In life, Navi sir was either loved or hated, There were no ‘in – betweens’. To the majority of his course mates and his students etc he was ‘Mr Unpopular’. To us, once we got used to tackling him- he was ‘Mr Entertainment’. The trick was not to take him too seriously and if he got too carried away – we ganged up against him. We loved him because there was never dull moment with him around. He was the Master of Hyperbole. As he himself put it in a rare moment of candour- he suffered from VD- verbal diarrhoea!
Officers of Phor Thud are traditionally called Broncos. Maj Navneet was the epitome of a Bronco-a young, wild and unbroken horse. He had flamboyance coupled with an extremely sound command over the language. He was verbose and eloquent. He commanded immense respect from officers and men alike for his ability for hard work and professionalism. He attained instructor grading in the Medium Machine Gun and Automatic Grenade Launcher Course, the Commando Course (where he was subsequently posted as an instructor) and the Anti Tank Guided Missile Course.

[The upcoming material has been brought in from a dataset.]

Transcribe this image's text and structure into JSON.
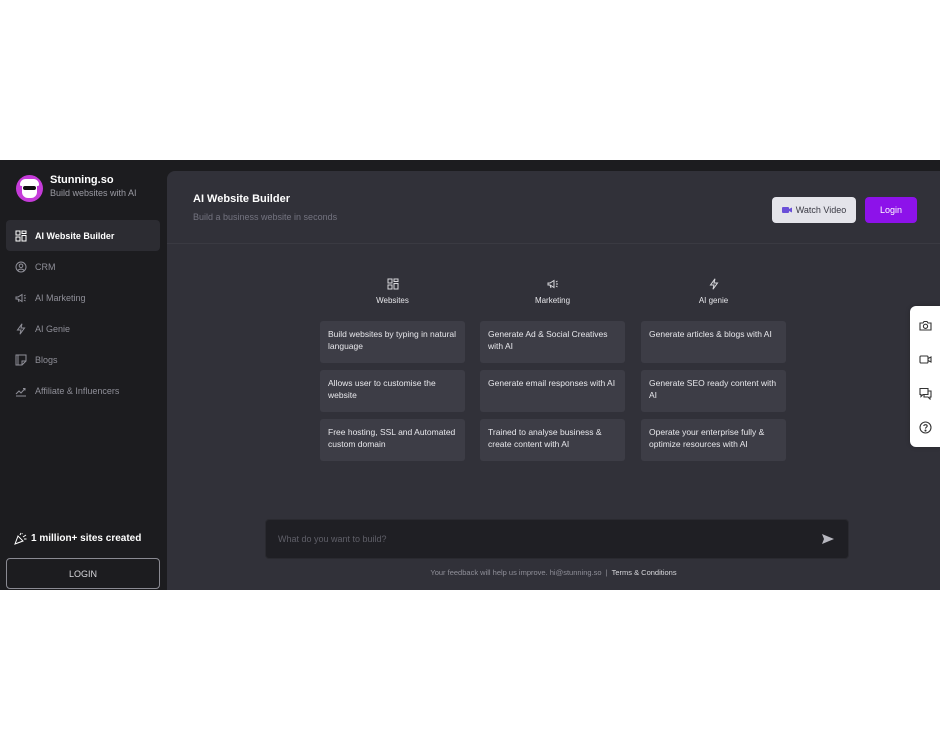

He complemented his intellectual capabilities with an amazing physique. He was physically extremely supple, a fall out of having spent his childhood pursuing Taekwondo. And he used to put himself through a punishing schedule of weight training. I have actually seen him go into a sulk and pump iron continuously for hours and then fall sick due to exhaustion!

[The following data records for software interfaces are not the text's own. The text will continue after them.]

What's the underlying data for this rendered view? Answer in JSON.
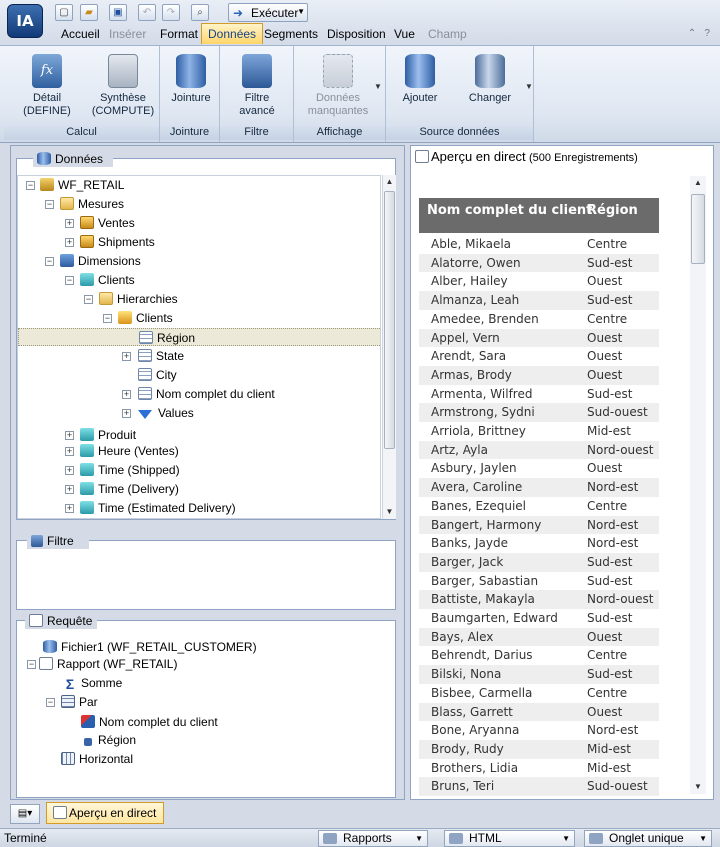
{
  "app": {
    "logo": "IA",
    "run_label": "Exécuter"
  },
  "tabs": [
    {
      "label": "Accueil",
      "state": "normal"
    },
    {
      "label": "Insérer",
      "state": "disabled"
    },
    {
      "label": "Format",
      "state": "normal"
    },
    {
      "label": "Données",
      "state": "active"
    },
    {
      "label": "Segments",
      "state": "normal"
    },
    {
      "label": "Disposition",
      "state": "normal"
    },
    {
      "label": "Vue",
      "state": "normal"
    },
    {
      "label": "Champ",
      "state": "disabled"
    }
  ],
  "ribbon": {
    "groups": {
      "calcul": "Calcul",
      "jointure": "Jointure",
      "filtre": "Filtre",
      "affichage": "Affichage",
      "source": "Source données"
    },
    "buttons": {
      "detail": "Détail\n(DEFINE)",
      "synthese": "Synthèse\n(COMPUTE)",
      "jointure": "Jointure",
      "filtre_avance": "Filtre\navancé",
      "donnees_manquantes": "Données\nmanquantes",
      "ajouter": "Ajouter",
      "changer": "Changer"
    }
  },
  "data_panel": {
    "title": "Données",
    "tree": {
      "root": "WF_RETAIL",
      "mesures": "Mesures",
      "ventes": "Ventes",
      "shipments": "Shipments",
      "dimensions": "Dimensions",
      "clients": "Clients",
      "hierarchies": "Hierarchies",
      "clients_h": "Clients",
      "region": "Région",
      "state": "State",
      "city": "City",
      "nom_complet": "Nom complet du client",
      "values": "Values",
      "produit": "Produit",
      "heure_ventes": "Heure (Ventes)",
      "time_shipped": "Time (Shipped)",
      "time_delivery": "Time (Delivery)",
      "time_est": "Time (Estimated Delivery)"
    }
  },
  "filter_panel": {
    "title": "Filtre"
  },
  "request_panel": {
    "title": "Requête",
    "file": "Fichier1 (WF_RETAIL_CUSTOMER)",
    "rapport": "Rapport (WF_RETAIL)",
    "somme": "Somme",
    "par": "Par",
    "nom_complet": "Nom complet du client",
    "region": "Région",
    "horizontal": "Horizontal"
  },
  "preview": {
    "title": "Aperçu en direct",
    "subtitle": "(500 Enregistrements)",
    "columns": [
      "Nom complet du client",
      "Région"
    ],
    "rows": [
      [
        "Able, Mikaela",
        "Centre"
      ],
      [
        "Alatorre, Owen",
        "Sud-est"
      ],
      [
        "Alber, Hailey",
        "Ouest"
      ],
      [
        "Almanza, Leah",
        "Sud-est"
      ],
      [
        "Amedee, Brenden",
        "Centre"
      ],
      [
        "Appel, Vern",
        "Ouest"
      ],
      [
        "Arendt, Sara",
        "Ouest"
      ],
      [
        "Armas, Brody",
        "Ouest"
      ],
      [
        "Armenta, Wilfred",
        "Sud-est"
      ],
      [
        "Armstrong, Sydni",
        "Sud-ouest"
      ],
      [
        "Arriola, Brittney",
        "Mid-est"
      ],
      [
        "Artz, Ayla",
        "Nord-ouest"
      ],
      [
        "Asbury, Jaylen",
        "Ouest"
      ],
      [
        "Avera, Caroline",
        "Nord-est"
      ],
      [
        "Banes, Ezequiel",
        "Centre"
      ],
      [
        "Bangert, Harmony",
        "Nord-est"
      ],
      [
        "Banks, Jayde",
        "Nord-est"
      ],
      [
        "Barger, Jack",
        "Sud-est"
      ],
      [
        "Barger, Sabastian",
        "Sud-est"
      ],
      [
        "Battiste, Makayla",
        "Nord-ouest"
      ],
      [
        "Baumgarten, Edward",
        "Sud-est"
      ],
      [
        "Bays, Alex",
        "Ouest"
      ],
      [
        "Behrendt, Darius",
        "Centre"
      ],
      [
        "Bilski, Nona",
        "Sud-est"
      ],
      [
        "Bisbee, Carmella",
        "Centre"
      ],
      [
        "Blass, Garrett",
        "Ouest"
      ],
      [
        "Bone, Aryanna",
        "Nord-est"
      ],
      [
        "Brody, Rudy",
        "Mid-est"
      ],
      [
        "Brothers, Lidia",
        "Mid-est"
      ],
      [
        "Bruns, Teri",
        "Sud-ouest"
      ]
    ]
  },
  "bottom_tab": "Aperçu en direct",
  "status": {
    "text": "Terminé",
    "rapports": "Rapports",
    "format": "HTML",
    "onglet": "Onglet unique"
  }
}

He was also extremely misunderstood. His bark was far worse then his bite. He strove to attain perfection in all he sought to do. Where he could not, he would rave, rant and finally sulk. When Rahul Verma (my junior subaltern), Surya and other officers would sit down and discuss things, the topic would generally always veer around to how to tackle Navi sir. Many such discussions later we came to the consensus that he was infact, unconsciously trying to cover up for the inadequacies of Nimish, his younger brother; a special child. I still do not know whether this was indeed the fact or not.

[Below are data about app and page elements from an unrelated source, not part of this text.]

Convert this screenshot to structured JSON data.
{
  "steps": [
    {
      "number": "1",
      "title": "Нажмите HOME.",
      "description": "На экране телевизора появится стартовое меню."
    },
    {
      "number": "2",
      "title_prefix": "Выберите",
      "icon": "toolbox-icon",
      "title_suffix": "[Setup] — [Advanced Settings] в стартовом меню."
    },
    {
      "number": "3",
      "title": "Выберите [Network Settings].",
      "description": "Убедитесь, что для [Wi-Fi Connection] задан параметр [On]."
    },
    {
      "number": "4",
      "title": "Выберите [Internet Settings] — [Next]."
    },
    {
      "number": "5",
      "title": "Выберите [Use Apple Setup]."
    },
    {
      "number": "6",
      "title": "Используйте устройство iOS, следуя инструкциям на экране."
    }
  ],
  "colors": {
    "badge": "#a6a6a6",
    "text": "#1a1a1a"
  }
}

When a fearless man does a brave deed, he is courageous; but true courage is when a man overcomes his own fears and does those very things he fears. Very few people were privy to the fears of Major Navneet Vats. Only we, those closest to him, knew that he felt fear like none of us could imagine. His fears were both rational and irrational. And every time he went on an operation, he was in fact conquering his fears. His manifestation of his fears were channelised into immense preparation and rehearsals before any operation.
He passed away, the way he lived. Fighting. He had been posted to 32 Rastriya Rifles, and was commanding his company at Khreuh, near Srinagar. On 19 November 2003, an encounter started near the Indiranagar Telephone Exchange at Srinagar due to which the exchange gutted completely. By evening it was clear that things were going awry. The Commanding Officer of the unit , the Second-in-Command and another two officers had been injured. Maj Vats and his column was called in as reinforcements. Early next morning he commenced search of the building in which the terrorists were suspected to have been hiding . It was over in moments. The terrorist died immediately and Maj Vats succumbed to his injuries a few moments later.
Today when I see Inayat, his three year old daughter pout-the familiar scowl of my beloved Senior Sub floats before my eyes.
He lives – my Senior Sub lives…………